The background of the patent application goes into yet more detail on this proposed system, spelling out how, for advertising purposes, it would be advantageous for advertisers to know exactly how and when people are being exposed to their advertisements. It references the use of high-frequency audio being used to trigger this data collection (by embedding the audio within another video or audio stream), but doesn’t necessarily depend on this activation method. Simply bringing a client device within range of a broadcasting device could also trigger the audio collection based on what the patent describes.

Facebook Files Patent For Exactly the Kind of Spying It Claims It Doesn’t Do

Either way, once you approach the broadcasting device, it would transmit a signal to the client device to begin collecting ambient audio data. Then it would search this data to determine what you were exposed to for the purposes of recording audience impressions.

Facebook’s Response? We Won’t USE the Patent

Facebook’s frankly hilarious response to this latest discovery is to argue that sure, it filed for the patent, but it wouldn’t, you know, use it. In a statement to Engadget, Facebook VP and Deputy General Counsel Allen Lo claims the patent was filed “to prevent aggression from other companies” and that “patents tend to focus on future-looking technology that is often speculative in nature and could be commercialized by other companies.”

Facebook has long since exhausted any tenuous credibility it might once have deserved on any topic related to user privacy. Ever noticed that every time Facebook screws up — every single time — it’s in the direction of providing less privacy, fewer protections, and weaker protections for your personal data than the company previously promised? From May 18 to May 27, 14 million Facebook users had their private posts mistakenly made public. Whoops. Facebook regrets the error.

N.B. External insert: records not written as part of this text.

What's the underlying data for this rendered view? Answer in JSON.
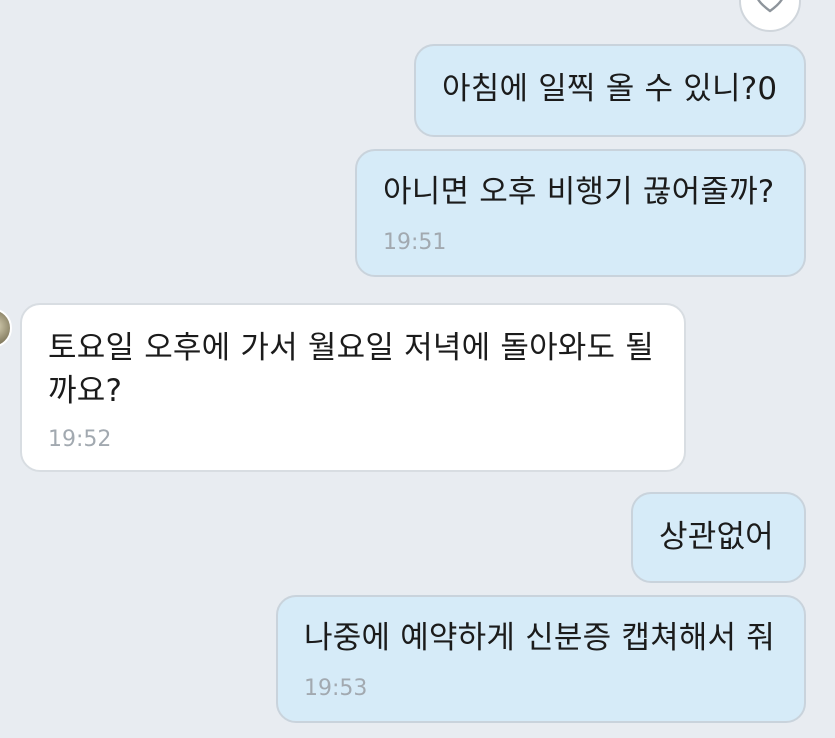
{
  "messages": [
    {
      "id": "m1",
      "direction": "outgoing",
      "text": "아침에 일찍 올 수 있니?0",
      "time": ""
    },
    {
      "id": "m2",
      "direction": "outgoing",
      "text": "아니면 오후 비행기 끊어줄까?",
      "time": "19:51"
    },
    {
      "id": "m3",
      "direction": "incoming",
      "text": "토요일 오후에 가서 월요일 저녁에 돌아와도 될까요?",
      "time": "19:52"
    },
    {
      "id": "m4",
      "direction": "outgoing",
      "text": "상관없어",
      "time": ""
    },
    {
      "id": "m5",
      "direction": "outgoing",
      "text": "나중에 예약하게 신분증 캡쳐해서 줘",
      "time": "19:53"
    }
  ],
  "colors": {
    "background": "#e8ecf1",
    "outgoing_bubble": "#d6ebf8",
    "incoming_bubble": "#ffffff",
    "timestamp": "#a2a9b0"
  },
  "icons": {
    "reaction": "heart-icon",
    "sender_avatar": "avatar"
  }
}
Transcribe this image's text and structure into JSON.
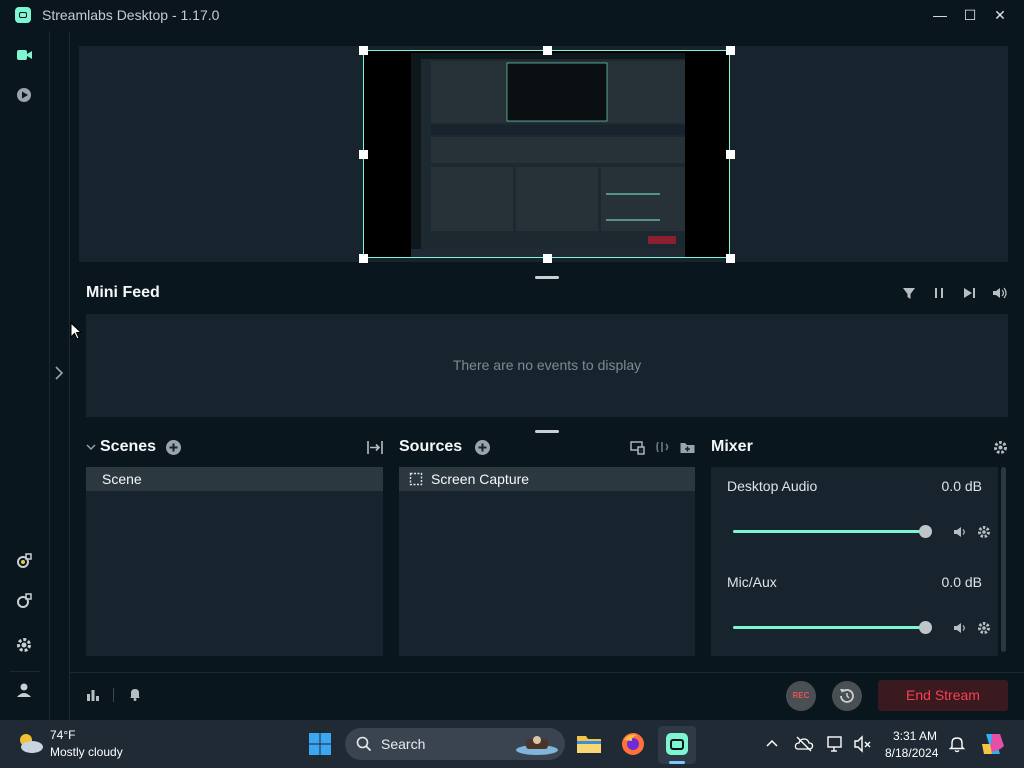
{
  "window": {
    "title": "Streamlabs Desktop - 1.17.0"
  },
  "mini_feed": {
    "title": "Mini Feed",
    "empty_text": "There are no events to display"
  },
  "scenes": {
    "title": "Scenes",
    "items": [
      "Scene"
    ]
  },
  "sources": {
    "title": "Sources",
    "items": [
      "Screen Capture"
    ]
  },
  "mixer": {
    "title": "Mixer",
    "channels": [
      {
        "name": "Desktop Audio",
        "level": "0.0 dB",
        "volume_fraction": 1.0
      },
      {
        "name": "Mic/Aux",
        "level": "0.0 dB",
        "volume_fraction": 1.0
      }
    ]
  },
  "controls": {
    "rec_label": "REC",
    "end_stream_label": "End Stream"
  },
  "taskbar": {
    "weather_temp": "74°F",
    "weather_desc": "Mostly cloudy",
    "search_label": "Search",
    "time": "3:31 AM",
    "date": "8/18/2024"
  },
  "colors": {
    "accent": "#80f5d2",
    "danger": "#fc3e57",
    "panel": "#17242d",
    "background": "#09161d"
  }
}
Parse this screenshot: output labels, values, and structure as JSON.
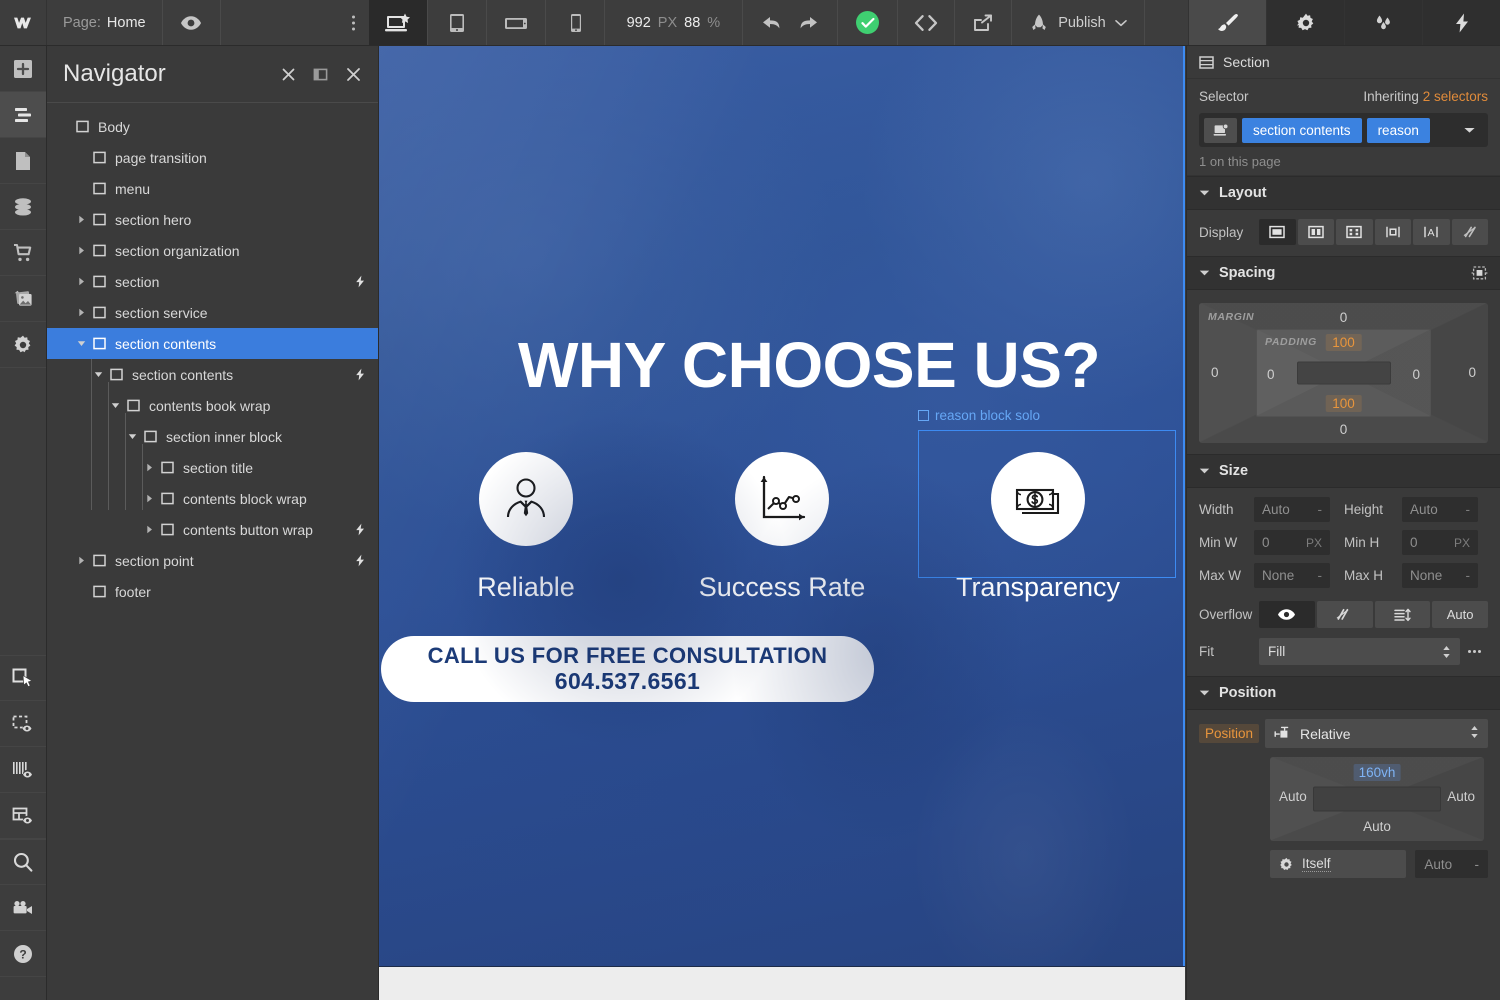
{
  "topbar": {
    "logo": "webflow-logo",
    "page_key": "Page:",
    "page_value": "Home",
    "preview_icon": "eye-icon",
    "more_icon": "more-vertical-icon",
    "devices": [
      {
        "name": "desktop",
        "icon": "desktop-icon",
        "active": true
      },
      {
        "name": "tablet",
        "icon": "tablet-icon",
        "active": false
      },
      {
        "name": "mobile-landscape",
        "icon": "mobile-landscape-icon",
        "active": false
      },
      {
        "name": "mobile-portrait",
        "icon": "mobile-portrait-icon",
        "active": false
      }
    ],
    "canvas_width": "992",
    "canvas_width_unit": "PX",
    "zoom": "88",
    "zoom_unit": "%",
    "undo_icon": "undo-icon",
    "redo_icon": "redo-icon",
    "saved_icon": "check-circle-icon",
    "code_icon": "code-icon",
    "export_icon": "export-icon",
    "publish_icon": "rocket-icon",
    "publish_label": "Publish",
    "right_tabs": [
      {
        "name": "style",
        "icon": "paintbrush-icon",
        "active": true
      },
      {
        "name": "settings",
        "icon": "gear-icon",
        "active": false
      },
      {
        "name": "style-manager",
        "icon": "droplets-icon",
        "active": false
      },
      {
        "name": "interactions",
        "icon": "lightning-icon",
        "active": false
      }
    ]
  },
  "lefttools": {
    "items": [
      {
        "name": "add-elements",
        "icon": "plus-icon",
        "active": false
      },
      {
        "name": "navigator",
        "icon": "navigator-icon",
        "active": true
      },
      {
        "name": "pages",
        "icon": "page-icon",
        "active": false
      },
      {
        "name": "cms",
        "icon": "database-icon",
        "active": false
      },
      {
        "name": "ecommerce",
        "icon": "cart-icon",
        "active": false
      },
      {
        "name": "assets",
        "icon": "images-icon",
        "active": false
      },
      {
        "name": "settings",
        "icon": "gear-icon",
        "active": false
      }
    ],
    "bottom_items": [
      {
        "name": "select-tool",
        "icon": "cursor-select-icon"
      },
      {
        "name": "edit-mode",
        "icon": "dashed-box-eye-icon"
      },
      {
        "name": "guides",
        "icon": "guides-eye-icon"
      },
      {
        "name": "grid-overlay",
        "icon": "layout-eye-icon"
      },
      {
        "name": "search",
        "icon": "search-icon"
      },
      {
        "name": "video-tutorials",
        "icon": "video-camera-icon"
      },
      {
        "name": "help",
        "icon": "question-circle-icon"
      }
    ]
  },
  "navigator": {
    "title": "Navigator",
    "actions": [
      {
        "name": "collapse-all",
        "icon": "collapse-x-icon"
      },
      {
        "name": "dock-panel",
        "icon": "panel-dock-icon"
      },
      {
        "name": "close-panel",
        "icon": "close-x-icon"
      }
    ],
    "tree": [
      {
        "label": "Body",
        "depth": 0,
        "icon": "body-icon",
        "caret": "none",
        "bolt": false,
        "selected": false
      },
      {
        "label": "page transition",
        "depth": 1,
        "icon": "div-icon",
        "caret": "none",
        "bolt": false,
        "selected": false
      },
      {
        "label": "menu",
        "depth": 1,
        "icon": "symbol-icon",
        "caret": "none",
        "bolt": false,
        "selected": false
      },
      {
        "label": "section hero",
        "depth": 1,
        "icon": "section-icon",
        "caret": "closed",
        "bolt": false,
        "selected": false
      },
      {
        "label": "section organization",
        "depth": 1,
        "icon": "section-icon",
        "caret": "closed",
        "bolt": false,
        "selected": false
      },
      {
        "label": "section",
        "depth": 1,
        "icon": "section-icon",
        "caret": "closed",
        "bolt": true,
        "selected": false
      },
      {
        "label": "section service",
        "depth": 1,
        "icon": "section-icon",
        "caret": "closed",
        "bolt": false,
        "selected": false
      },
      {
        "label": "section contents",
        "depth": 1,
        "icon": "section-icon",
        "caret": "open",
        "bolt": false,
        "selected": true
      },
      {
        "label": "section contents",
        "depth": 2,
        "icon": "div-icon",
        "caret": "open",
        "bolt": true,
        "selected": false
      },
      {
        "label": "contents book wrap",
        "depth": 3,
        "icon": "div-icon",
        "caret": "open",
        "bolt": false,
        "selected": false
      },
      {
        "label": "section inner block",
        "depth": 4,
        "icon": "div-icon",
        "caret": "open",
        "bolt": false,
        "selected": false
      },
      {
        "label": "section title",
        "depth": 5,
        "icon": "div-icon",
        "caret": "closed",
        "bolt": false,
        "selected": false
      },
      {
        "label": "contents block wrap",
        "depth": 5,
        "icon": "div-icon",
        "caret": "closed",
        "bolt": false,
        "selected": false
      },
      {
        "label": "contents button wrap",
        "depth": 5,
        "icon": "div-icon",
        "caret": "closed",
        "bolt": true,
        "selected": false
      },
      {
        "label": "section point",
        "depth": 1,
        "icon": "section-icon",
        "caret": "closed",
        "bolt": true,
        "selected": false
      },
      {
        "label": "footer",
        "depth": 1,
        "icon": "symbol-icon",
        "caret": "none",
        "bolt": false,
        "selected": false
      }
    ]
  },
  "canvas": {
    "heading": "WHY CHOOSE US?",
    "features": [
      {
        "label": "Reliable",
        "icon": "businessperson-icon",
        "selected": false
      },
      {
        "label": "Success Rate",
        "icon": "line-chart-icon",
        "selected": false
      },
      {
        "label": "Transparency",
        "icon": "dollar-bill-icon",
        "selected": true
      }
    ],
    "selection_tag": "reason block solo",
    "cta_line1": "CALL US FOR FREE CONSULTATION",
    "cta_line2": "604.537.6561",
    "colors": {
      "section_blue": "#2d5096",
      "cta_text": "#1b3a77",
      "selection": "#3d8bf2",
      "next_section": "#ededed"
    }
  },
  "rightpanel": {
    "element_type": "Section",
    "element_icon": "section-icon",
    "selector": {
      "label": "Selector",
      "inherit_prefix": "Inheriting",
      "inherit_count": "2 selectors",
      "state_icon": "element-state-icon",
      "chips": [
        "section contents",
        "reason"
      ],
      "caret_icon": "chevron-down-icon",
      "count_text": "1 on this page"
    },
    "layout": {
      "title": "Layout",
      "display_label": "Display",
      "display_options": [
        {
          "name": "block",
          "icon": "display-block-icon",
          "active": true
        },
        {
          "name": "flex",
          "icon": "display-flex-icon",
          "active": false
        },
        {
          "name": "grid",
          "icon": "display-grid-icon",
          "active": false
        },
        {
          "name": "inline-block",
          "icon": "display-inline-icon",
          "active": false
        },
        {
          "name": "inline",
          "icon": "display-text-icon",
          "active": false
        },
        {
          "name": "none",
          "icon": "display-none-icon",
          "active": false
        }
      ]
    },
    "spacing": {
      "title": "Spacing",
      "mode_icon": "spacing-mode-icon",
      "margin_label": "MARGIN",
      "padding_label": "PADDING",
      "margin": {
        "top": "0",
        "right": "0",
        "bottom": "0",
        "left": "0"
      },
      "padding": {
        "top": "100",
        "right": "0",
        "bottom": "100",
        "left": "0"
      }
    },
    "size": {
      "title": "Size",
      "width_label": "Width",
      "width_value": "Auto",
      "width_unit": "-",
      "height_label": "Height",
      "height_value": "Auto",
      "height_unit": "-",
      "minw_label": "Min W",
      "minw_value": "0",
      "minw_unit": "PX",
      "minh_label": "Min H",
      "minh_value": "0",
      "minh_unit": "PX",
      "maxw_label": "Max W",
      "maxw_value": "None",
      "maxw_unit": "-",
      "maxh_label": "Max H",
      "maxh_value": "None",
      "maxh_unit": "-",
      "overflow_label": "Overflow",
      "overflow_options": [
        {
          "name": "visible",
          "icon": "eye-icon",
          "label": "",
          "active": true
        },
        {
          "name": "hidden",
          "icon": "eye-off-icon",
          "label": "",
          "active": false
        },
        {
          "name": "scroll",
          "icon": "scroll-icon",
          "label": "",
          "active": false
        },
        {
          "name": "auto",
          "icon": "",
          "label": "Auto",
          "active": false
        }
      ],
      "fit_label": "Fit",
      "fit_value": "Fill",
      "fit_more_icon": "more-horizontal-icon"
    },
    "position": {
      "title": "Position",
      "label": "Position",
      "mode_icon": "position-relative-icon",
      "mode_value": "Relative",
      "top": "160vh",
      "right": "Auto",
      "bottom": "Auto",
      "left": "Auto",
      "z_label": "Itself",
      "z_icon": "gear-icon",
      "z_value": "Auto",
      "z_unit": "-"
    }
  }
}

Facebook tracks the things you say. It tracks the things you don’t say. It tracks you when you aren’t on Facebook. It ships VPN applications that double as spyware. It’s signed secret data-sharing sweetheart deals with various hardware manufacturers you never agreed to share your data with. It’s profited from the wholesale abuse of its systems by companies like Cambridge Analytica. Mark Zuckerberg has been pulling from the same “sorry” playbook for literally the past 14 years in ways that make South Park’s send-up of BP in the aftermath of the Deepwater Horizon seem like a genuine apology. Mark Zuckerberg has never believed in privacy, not least because violating yours has made him one of the richest people on Earth.

Is it possible that Allen Lo is telling the truth? Absolutely. But at this point in the company’s history you’d frankly be an idiot to believe him. At no point since its inception has Facebook given the slightest indication that it meaningfully cares about your privacy. In fact, the one and only thing you can bet on with regard to Facebook is that it’s always about 15 minutes away from its next privacy-related scandal. Does anyone actually believe that a patent like this won’t directly lead to “Facebook admits it gathered everything said inside homes for six weeks” types of headlines at some point in the future? Because if you do, you literally haven’t been paying attention to the past decade of Facebook disasters. This is what happens when you combine “move fast and break things” with “actively corrode the very concept of privacy and declare it a social good.” It’s a feature, not a bug, at least from Facebook’s perspective.

There are complicated reasons why you might recognize these facts and continue to use FB anyway. Maybe you value the benefits of being in touch with friends and loved ones more than you care about the privacy issues. Maybe you use FB professionally. Maybe you simply aren’t all that concerned with privacy in the first place. But it’s long past time to stop pretending that Facebook has or will ever treat user privacy with anything deserving of the phrase “respect.” It never has. It never will. Pretending otherwise extends an objectively unearned benefit of the doubt to a corporation that’s never deserved it.